Aaaahhh...he was so tired he couldn't feel it anymore. What he could feel was bumps and bruises and cramps from knocks and strains that he didn't even realise had happened.
But he made it. Together with all his belongings, he had made it.
All through the night the train rattled on. He wasn't sure if he slept or not. It didn't feel like it.
Morning came. Clackity-clack...clackity-clack...clackity-clack...clackity...the green fields were no more...
Now there was kilometre after kilometre of swampland. A wilderness. Flat and flooded with long strips of water and just a few lonely trees.
No man disturbed this land, only the train as it clattered by, causing a flock of a hundred pink flamingo to take to the air.
What a sight!
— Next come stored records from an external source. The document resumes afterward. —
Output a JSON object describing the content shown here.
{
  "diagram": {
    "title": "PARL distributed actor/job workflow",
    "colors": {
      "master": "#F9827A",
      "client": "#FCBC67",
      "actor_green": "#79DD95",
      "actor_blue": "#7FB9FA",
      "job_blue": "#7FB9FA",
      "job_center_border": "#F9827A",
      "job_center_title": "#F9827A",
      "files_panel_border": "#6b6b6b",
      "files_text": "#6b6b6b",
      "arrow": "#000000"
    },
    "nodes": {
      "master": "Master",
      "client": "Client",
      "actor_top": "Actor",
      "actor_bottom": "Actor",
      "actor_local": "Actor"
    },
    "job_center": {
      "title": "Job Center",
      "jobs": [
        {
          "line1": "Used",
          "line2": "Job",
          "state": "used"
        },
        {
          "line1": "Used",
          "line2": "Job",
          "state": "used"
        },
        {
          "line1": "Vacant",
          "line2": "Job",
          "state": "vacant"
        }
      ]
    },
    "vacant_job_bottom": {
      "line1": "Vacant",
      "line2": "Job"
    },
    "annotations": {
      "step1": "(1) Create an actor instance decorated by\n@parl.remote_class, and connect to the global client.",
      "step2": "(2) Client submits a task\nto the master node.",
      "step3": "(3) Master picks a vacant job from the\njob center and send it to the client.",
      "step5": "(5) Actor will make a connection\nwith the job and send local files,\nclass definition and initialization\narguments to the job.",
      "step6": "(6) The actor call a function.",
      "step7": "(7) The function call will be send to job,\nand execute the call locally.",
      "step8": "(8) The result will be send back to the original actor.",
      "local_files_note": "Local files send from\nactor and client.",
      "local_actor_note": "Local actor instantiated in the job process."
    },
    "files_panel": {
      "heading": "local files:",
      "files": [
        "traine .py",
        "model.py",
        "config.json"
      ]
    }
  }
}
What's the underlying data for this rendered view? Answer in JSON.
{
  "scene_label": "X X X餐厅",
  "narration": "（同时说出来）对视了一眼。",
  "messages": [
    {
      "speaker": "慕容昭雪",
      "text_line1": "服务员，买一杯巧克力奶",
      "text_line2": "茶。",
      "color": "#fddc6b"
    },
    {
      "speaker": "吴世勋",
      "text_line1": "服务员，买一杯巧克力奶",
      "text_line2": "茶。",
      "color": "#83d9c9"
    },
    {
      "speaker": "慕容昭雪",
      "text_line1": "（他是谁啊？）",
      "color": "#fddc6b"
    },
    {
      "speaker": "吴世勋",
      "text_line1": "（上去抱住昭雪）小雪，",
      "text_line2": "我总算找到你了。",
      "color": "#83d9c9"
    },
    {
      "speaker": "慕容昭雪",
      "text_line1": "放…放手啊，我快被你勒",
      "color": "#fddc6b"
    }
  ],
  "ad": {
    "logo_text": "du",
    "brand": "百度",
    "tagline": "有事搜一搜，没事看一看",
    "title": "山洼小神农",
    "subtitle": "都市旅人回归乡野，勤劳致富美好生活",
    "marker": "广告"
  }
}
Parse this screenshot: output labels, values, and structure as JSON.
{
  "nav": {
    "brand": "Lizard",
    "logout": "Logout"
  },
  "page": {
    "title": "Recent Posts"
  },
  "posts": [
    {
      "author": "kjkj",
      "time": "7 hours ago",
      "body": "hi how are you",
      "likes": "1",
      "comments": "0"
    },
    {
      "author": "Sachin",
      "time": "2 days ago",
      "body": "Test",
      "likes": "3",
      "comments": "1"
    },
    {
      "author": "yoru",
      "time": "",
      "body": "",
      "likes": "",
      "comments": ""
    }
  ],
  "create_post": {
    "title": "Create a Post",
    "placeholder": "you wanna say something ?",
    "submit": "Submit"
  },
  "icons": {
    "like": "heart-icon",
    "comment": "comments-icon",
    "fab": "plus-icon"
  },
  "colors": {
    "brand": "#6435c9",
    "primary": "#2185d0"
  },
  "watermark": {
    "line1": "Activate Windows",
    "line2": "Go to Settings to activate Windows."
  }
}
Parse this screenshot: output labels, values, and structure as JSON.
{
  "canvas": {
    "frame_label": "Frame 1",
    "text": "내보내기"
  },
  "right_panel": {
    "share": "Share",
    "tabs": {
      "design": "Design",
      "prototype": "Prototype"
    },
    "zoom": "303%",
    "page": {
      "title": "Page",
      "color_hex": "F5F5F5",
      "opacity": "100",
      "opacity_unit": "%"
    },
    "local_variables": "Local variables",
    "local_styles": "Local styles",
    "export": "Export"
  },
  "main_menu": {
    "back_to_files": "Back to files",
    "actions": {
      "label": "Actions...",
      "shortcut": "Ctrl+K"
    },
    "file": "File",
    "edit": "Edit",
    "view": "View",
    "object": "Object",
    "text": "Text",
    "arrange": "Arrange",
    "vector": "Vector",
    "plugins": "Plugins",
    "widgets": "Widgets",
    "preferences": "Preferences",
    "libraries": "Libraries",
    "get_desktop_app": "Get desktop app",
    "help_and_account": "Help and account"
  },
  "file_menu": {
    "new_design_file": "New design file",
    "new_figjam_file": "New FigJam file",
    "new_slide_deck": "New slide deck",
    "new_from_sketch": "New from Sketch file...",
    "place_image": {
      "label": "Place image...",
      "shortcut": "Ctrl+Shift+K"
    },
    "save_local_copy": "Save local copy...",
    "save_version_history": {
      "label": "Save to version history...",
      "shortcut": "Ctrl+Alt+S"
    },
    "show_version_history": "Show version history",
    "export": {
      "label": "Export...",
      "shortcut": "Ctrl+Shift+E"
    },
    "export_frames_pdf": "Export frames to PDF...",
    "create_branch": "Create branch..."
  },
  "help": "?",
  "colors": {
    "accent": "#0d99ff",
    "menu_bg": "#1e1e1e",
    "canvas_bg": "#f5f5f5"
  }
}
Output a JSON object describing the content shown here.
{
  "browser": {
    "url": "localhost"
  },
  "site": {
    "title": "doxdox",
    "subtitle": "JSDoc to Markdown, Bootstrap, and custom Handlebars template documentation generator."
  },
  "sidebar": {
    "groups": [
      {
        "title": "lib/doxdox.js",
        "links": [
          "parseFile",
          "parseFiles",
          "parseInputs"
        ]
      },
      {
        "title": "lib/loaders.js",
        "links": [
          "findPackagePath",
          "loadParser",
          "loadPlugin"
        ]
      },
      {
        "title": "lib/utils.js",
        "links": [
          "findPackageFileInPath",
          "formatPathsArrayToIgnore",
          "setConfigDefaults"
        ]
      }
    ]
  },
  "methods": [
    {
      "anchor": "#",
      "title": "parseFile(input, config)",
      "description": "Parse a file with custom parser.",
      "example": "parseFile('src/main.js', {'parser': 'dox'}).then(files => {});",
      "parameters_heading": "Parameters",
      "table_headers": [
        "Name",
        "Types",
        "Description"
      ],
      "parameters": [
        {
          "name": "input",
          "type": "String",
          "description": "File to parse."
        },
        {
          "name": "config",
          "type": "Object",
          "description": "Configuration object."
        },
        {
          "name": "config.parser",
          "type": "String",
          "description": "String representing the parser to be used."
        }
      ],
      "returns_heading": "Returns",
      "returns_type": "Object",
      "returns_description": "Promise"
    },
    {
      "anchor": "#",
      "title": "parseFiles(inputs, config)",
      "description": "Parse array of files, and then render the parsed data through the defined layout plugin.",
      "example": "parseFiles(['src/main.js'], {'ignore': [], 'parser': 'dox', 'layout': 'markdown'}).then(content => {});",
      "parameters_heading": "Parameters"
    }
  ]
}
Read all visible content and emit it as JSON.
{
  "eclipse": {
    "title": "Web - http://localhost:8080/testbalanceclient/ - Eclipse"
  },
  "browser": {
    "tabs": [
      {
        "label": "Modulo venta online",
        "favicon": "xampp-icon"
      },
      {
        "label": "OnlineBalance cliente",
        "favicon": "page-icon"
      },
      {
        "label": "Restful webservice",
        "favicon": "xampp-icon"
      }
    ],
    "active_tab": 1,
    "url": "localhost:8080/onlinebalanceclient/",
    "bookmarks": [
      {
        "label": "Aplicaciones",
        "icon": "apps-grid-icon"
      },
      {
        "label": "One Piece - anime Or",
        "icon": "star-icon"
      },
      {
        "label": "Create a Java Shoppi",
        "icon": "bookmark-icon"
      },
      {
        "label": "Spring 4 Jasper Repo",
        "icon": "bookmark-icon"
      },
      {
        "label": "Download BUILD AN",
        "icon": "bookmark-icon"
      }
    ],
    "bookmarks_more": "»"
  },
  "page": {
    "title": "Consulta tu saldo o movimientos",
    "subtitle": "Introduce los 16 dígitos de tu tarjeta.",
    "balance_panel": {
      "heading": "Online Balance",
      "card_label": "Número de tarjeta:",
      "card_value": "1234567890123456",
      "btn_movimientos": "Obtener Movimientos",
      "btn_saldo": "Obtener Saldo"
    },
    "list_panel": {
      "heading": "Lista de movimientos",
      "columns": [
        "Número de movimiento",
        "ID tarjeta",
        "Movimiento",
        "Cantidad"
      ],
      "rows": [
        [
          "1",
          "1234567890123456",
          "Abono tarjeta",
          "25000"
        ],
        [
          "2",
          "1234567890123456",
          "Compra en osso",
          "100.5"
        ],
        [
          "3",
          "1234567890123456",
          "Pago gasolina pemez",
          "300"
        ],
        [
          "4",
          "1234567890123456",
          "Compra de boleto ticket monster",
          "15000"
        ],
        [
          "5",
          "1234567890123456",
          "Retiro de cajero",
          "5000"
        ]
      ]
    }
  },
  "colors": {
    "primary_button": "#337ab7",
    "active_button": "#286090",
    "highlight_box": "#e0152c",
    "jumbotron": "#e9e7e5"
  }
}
What an incredible sight! It was one of the most awesome sights he had ever seen. Nature at it's best. Magnificent. Breathtaking.
At five o'clock in the afternoon, the train drew slowly into Formosa station. At last, he thought. At long last. He gathered his stuff and left by a deserted side entrance.
The first thing he needed to do was to find a hotel. Get some rest.
For thirty-six sleepless hours he had endured that constant shaking. He felt groggy. His weary body was wracked with pain and tiredness.
Yet he was happy. He would not have missed that journey for anything...
Someday, somewhere – anywhere, unfailingly, you'll find yourself, and that, and only that, can be the happiest or bitterest hour of your life